-------- Exercise data
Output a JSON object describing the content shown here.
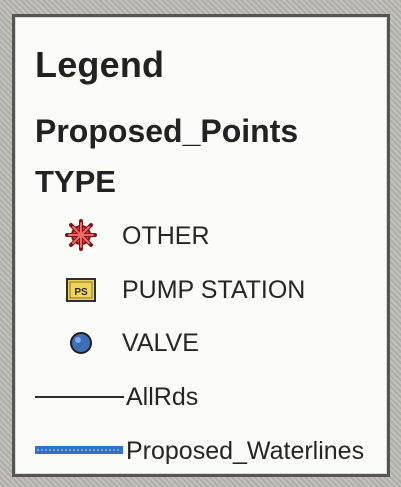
{
  "legend": {
    "title": "Legend",
    "layer_title": "Proposed_Points",
    "field_title": "TYPE",
    "items": [
      {
        "label": "OTHER",
        "icon": "asterisk-marker-icon",
        "color": "#d94b4b"
      },
      {
        "label": "PUMP STATION",
        "icon": "pump-station-marker-icon",
        "symbol_text": "PS",
        "color": "#f0d35a"
      },
      {
        "label": "VALVE",
        "icon": "valve-circle-icon",
        "color": "#3e6fb6"
      },
      {
        "label": "AllRds",
        "icon": "road-line-icon",
        "color": "#2c2c2c"
      },
      {
        "label": "Proposed_Waterlines",
        "icon": "waterline-icon",
        "color": "#2f72c8"
      }
    ]
  }
}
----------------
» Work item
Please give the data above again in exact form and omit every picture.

» Solution for this task
Output a JSON object describing the content shown here.
{
  "legend": {
    "title": "Legend",
    "layer_title": "Proposed_Points",
    "field_title": "TYPE",
    "items": [
      {
        "label": "OTHER",
        "icon": "asterisk-marker-icon",
        "color": "#d94b4b"
      },
      {
        "label": "PUMP STATION",
        "icon": "pump-station-marker-icon",
        "symbol_text": "PS",
        "color": "#f0d35a"
      },
      {
        "label": "VALVE",
        "icon": "valve-circle-icon",
        "color": "#3e6fb6"
      },
      {
        "label": "AllRds",
        "icon": "road-line-icon",
        "color": "#2c2c2c"
      },
      {
        "label": "Proposed_Waterlines",
        "icon": "waterline-icon",
        "color": "#2f72c8"
      }
    ]
  }
}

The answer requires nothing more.